David Abram introduces the new Paul Eprile translation of Jean Giono's Hill with great insights into language and storytelling, but it was a very small piece of those introductory remarks that especially caught my attention.
"It might be worth pointing out that the author did not title his novel La Colline (The Hill) but rather Colline (Hill). Given that nouns, in French, are pretty much always preceded by a definite or indefinite article, the fact that here Hill stands on its own seems significant. Indeed atop Giono's manuscript, he had written "La Colline," but then had crossed out the definite article. Perhaps the reason lies here: When we use a definite or indefinite article in front of any noun - a bear, the bear - it entails a slight distance from that being, either for classification (as one bear among many) or specification (the bear, there). But when we dispense with an article and speak of this presence as Bear, there is no distance. The object involves us totally."The Hill" determines a particular hill that we may approach or envision from a distance. Hill names a power that absorbs us, and may even, perhaps, subsume us."
The last line there came off a little over-blown to me, more of a reaction to the text itself than the linguistic difference he astutely points out, but the gist of what Abram says here also speaks to intimacy with all the weight that the word implies. It is not a hill but Hill. It has a name as we do, and invites us to consider the power of the non-human components of our world in terms other than romanticized, or to another extreme, feared or in the least desirable sense, ignored.
When we consider the first line of the novel, a description of "[f]our houses, orchids flowering up to the eaves,emerg[ing] from a dense stand of grain," our experiences as readers could easily lead us to romantic assumptions of a pastoral ideal. Yet on that very first page, the plant and animal life around these "remnants of a hamlet" are described in humanized terms - "earth's flesh folds in thick rolls," "[s]anfoin in bloom bleeds red," "a fountain murmurs," "[t]he wind hums." Blood and milk flow from all forms of life in this novel as the powers of life and death. Humanity is clearly not the master of this domain.
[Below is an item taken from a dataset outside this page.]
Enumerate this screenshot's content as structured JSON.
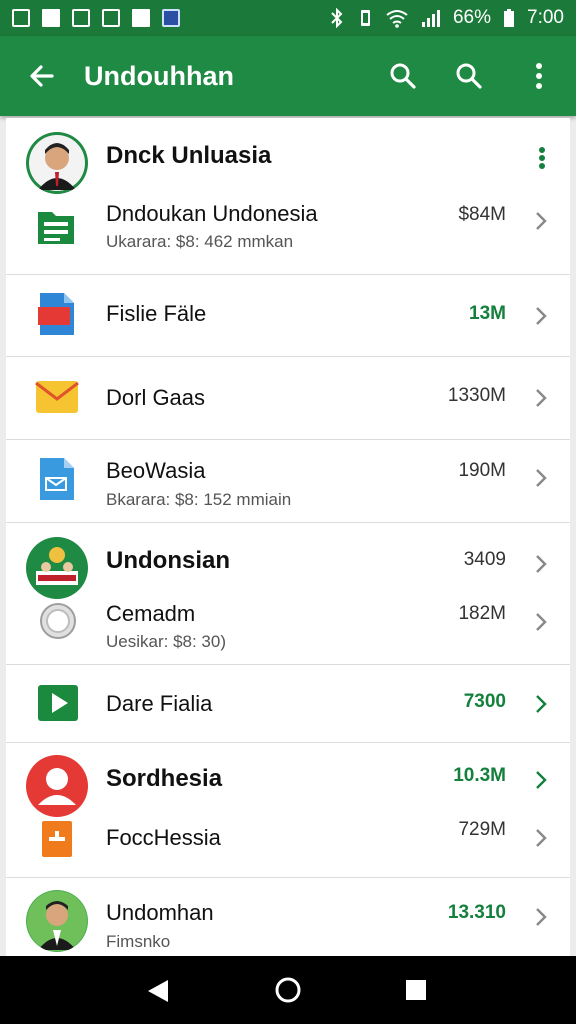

So four houses with just a dozen residents that live a simple life, existing off of what the land yields. They can see other communities from where they are perched, but are of considerable distance from them for practical purposes. When Janet, the old man in their small community, takes to bed after something like a stroke, he begins to speak inexplicably and threateningly about both the power he wields over what they require to survive and the parts of nature of which they have no understanding. Then suddenly, the fountain stops and the residents have to desperately search for other sources of water. And other serious challenges begin to present themselves. All the while, Janet lies in his bed, resisting requests for his help and inviting the reader to question his motivations, his origin even. This struggle between human and non-human forces expands gorgeously through the complex text that seems to command more than a mere 112 pages.
What I really want to do in order to have a deeper understanding of the text is to explore different depictions of Pan as alluded to here and otherwise. The character of Janet can be confusing because he appears a malevolent force, often one with the natural forces threatening his family and neighbors. That would lead one to believe that nature itself is a darker force than the respectful, conciliatory conception we have in a few places at novel's end. This novel was linguistically delightful and so full of interpretive possibilities that I really think it deserves a second read. Maybe soon.
I was lucky enough to read this novel in the company of Dorian of Eiger, Munch & Jungfrau, Scott of Seraillon, Meredith of Dolce Bellezza, Grant of 1st Reading, Melissa of The Bookbinder’s Daughter, and Teresa of Shelf Love.